**Task statement:** Print every line below exactly. Skip the pictures.
↓
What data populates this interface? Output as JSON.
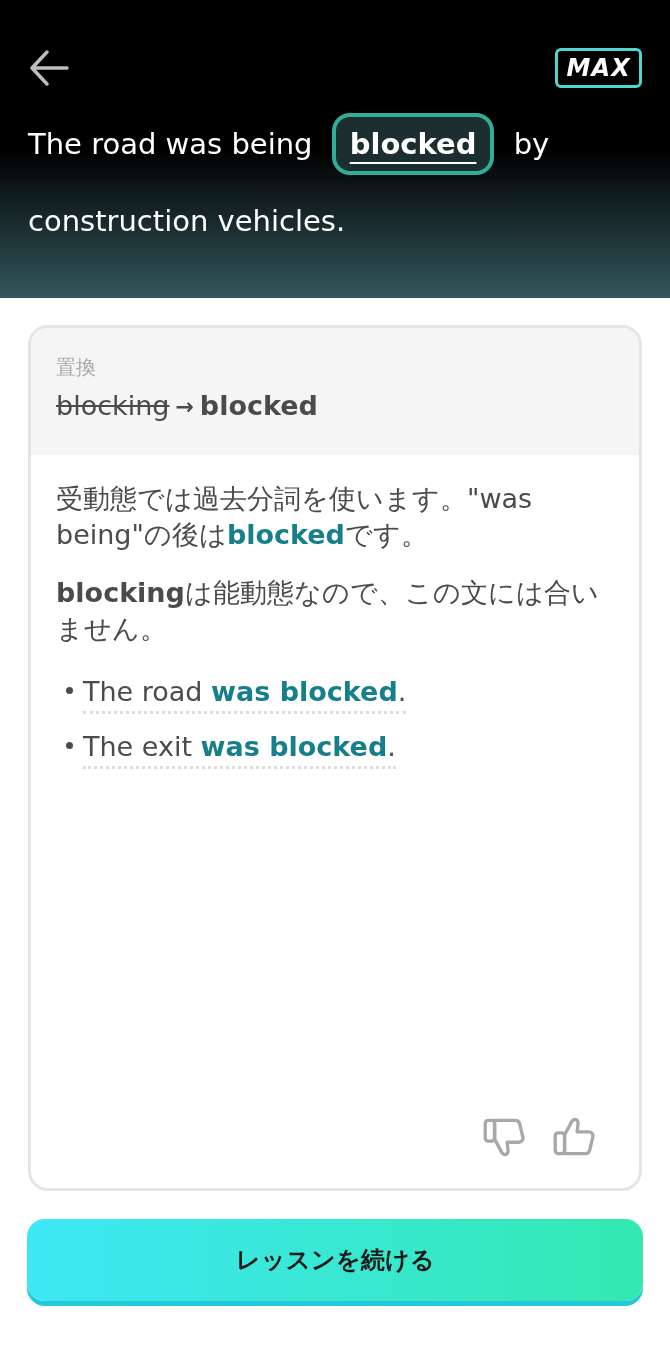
{
  "header": {
    "badge": "MAX",
    "sentence_before": "The road was being",
    "answer": "blocked",
    "sentence_after": [
      "by",
      "construction vehicles."
    ]
  },
  "card": {
    "category": "置換",
    "original": "blocking",
    "arrow": "→",
    "replacement": "blocked",
    "paragraphs": [
      {
        "kind": "accent",
        "text": "受動態では過去分詞を使います。\"was being\"の後は**blocked**です。"
      },
      {
        "kind": "plain",
        "text": "**blocking**は能動態なので、この文には合いません。"
      }
    ],
    "examples": [
      "The road **was blocked**.",
      "The exit **was blocked**."
    ]
  },
  "continue_button": "レッスンを続ける"
}
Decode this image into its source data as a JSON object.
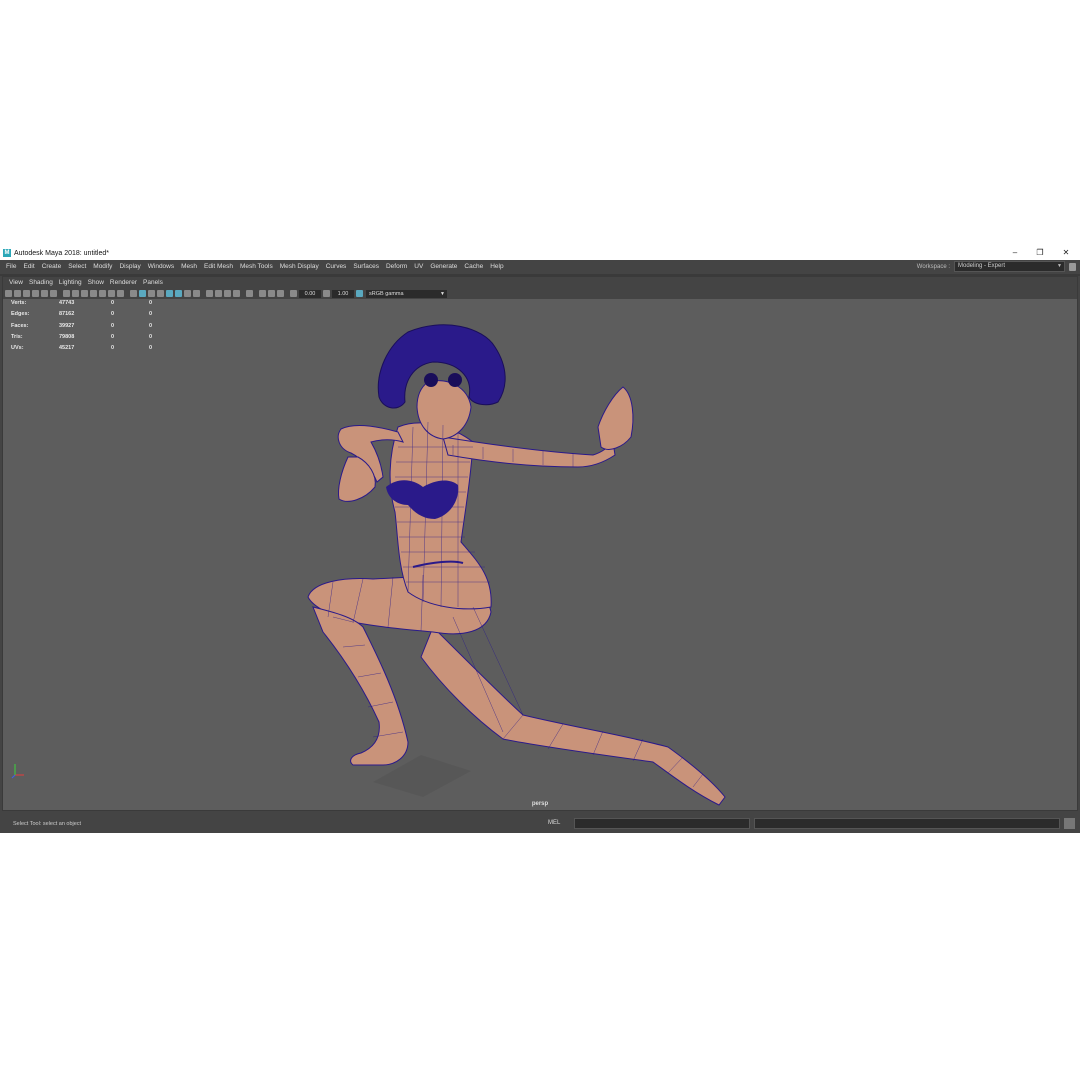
{
  "window": {
    "title": "Autodesk Maya 2018: untitled*"
  },
  "menubar": {
    "items": [
      "File",
      "Edit",
      "Create",
      "Select",
      "Modify",
      "Display",
      "Windows",
      "Mesh",
      "Edit Mesh",
      "Mesh Tools",
      "Mesh Display",
      "Curves",
      "Surfaces",
      "Deform",
      "UV",
      "Generate",
      "Cache",
      "Help"
    ],
    "workspace_label": "Workspace :",
    "workspace_value": "Modeling - Expert"
  },
  "panel_menu": {
    "items": [
      "View",
      "Shading",
      "Lighting",
      "Show",
      "Renderer",
      "Panels"
    ]
  },
  "toolbar": {
    "exposure": "0.00",
    "gamma": "1.00",
    "color_space": "sRGB gamma"
  },
  "hud": {
    "rows": [
      {
        "label": "Verts:",
        "v1": "47743",
        "v2": "0",
        "v3": "0"
      },
      {
        "label": "Edges:",
        "v1": "87162",
        "v2": "0",
        "v3": "0"
      },
      {
        "label": "Faces:",
        "v1": "39927",
        "v2": "0",
        "v3": "0"
      },
      {
        "label": "Tris:",
        "v1": "79808",
        "v2": "0",
        "v3": "0"
      },
      {
        "label": "UVs:",
        "v1": "45217",
        "v2": "0",
        "v3": "0"
      }
    ]
  },
  "viewport": {
    "camera": "persp"
  },
  "statusbar": {
    "help_text": "Select Tool: select an object",
    "mel_label": "MEL"
  },
  "colors": {
    "viewport_bg": "#5d5d5d",
    "wireframe": "#2a1a8a",
    "skin": "#c9937a"
  }
}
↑
**Result for this exercise:**
What data populates this interface? Output as JSON.
{
  "header": {
    "badge": "MAX",
    "sentence_before": "The road was being",
    "answer": "blocked",
    "sentence_after": [
      "by",
      "construction vehicles."
    ]
  },
  "card": {
    "category": "置換",
    "original": "blocking",
    "arrow": "→",
    "replacement": "blocked",
    "paragraphs": [
      {
        "kind": "accent",
        "text": "受動態では過去分詞を使います。\"was being\"の後は**blocked**です。"
      },
      {
        "kind": "plain",
        "text": "**blocking**は能動態なので、この文には合いません。"
      }
    ],
    "examples": [
      "The road **was blocked**.",
      "The exit **was blocked**."
    ]
  },
  "continue_button": "レッスンを続ける"
}
Decode this image into its source data as a JSON object.
{
  "window": {
    "title": "Autodesk Maya 2018: untitled*"
  },
  "menubar": {
    "items": [
      "File",
      "Edit",
      "Create",
      "Select",
      "Modify",
      "Display",
      "Windows",
      "Mesh",
      "Edit Mesh",
      "Mesh Tools",
      "Mesh Display",
      "Curves",
      "Surfaces",
      "Deform",
      "UV",
      "Generate",
      "Cache",
      "Help"
    ],
    "workspace_label": "Workspace :",
    "workspace_value": "Modeling - Expert"
  },
  "panel_menu": {
    "items": [
      "View",
      "Shading",
      "Lighting",
      "Show",
      "Renderer",
      "Panels"
    ]
  },
  "toolbar": {
    "exposure": "0.00",
    "gamma": "1.00",
    "color_space": "sRGB gamma"
  },
  "hud": {
    "rows": [
      {
        "label": "Verts:",
        "v1": "47743",
        "v2": "0",
        "v3": "0"
      },
      {
        "label": "Edges:",
        "v1": "87162",
        "v2": "0",
        "v3": "0"
      },
      {
        "label": "Faces:",
        "v1": "39927",
        "v2": "0",
        "v3": "0"
      },
      {
        "label": "Tris:",
        "v1": "79808",
        "v2": "0",
        "v3": "0"
      },
      {
        "label": "UVs:",
        "v1": "45217",
        "v2": "0",
        "v3": "0"
      }
    ]
  },
  "viewport": {
    "camera": "persp"
  },
  "statusbar": {
    "help_text": "Select Tool: select an object",
    "mel_label": "MEL"
  },
  "colors": {
    "viewport_bg": "#5d5d5d",
    "wireframe": "#2a1a8a",
    "skin": "#c9937a"
  }
}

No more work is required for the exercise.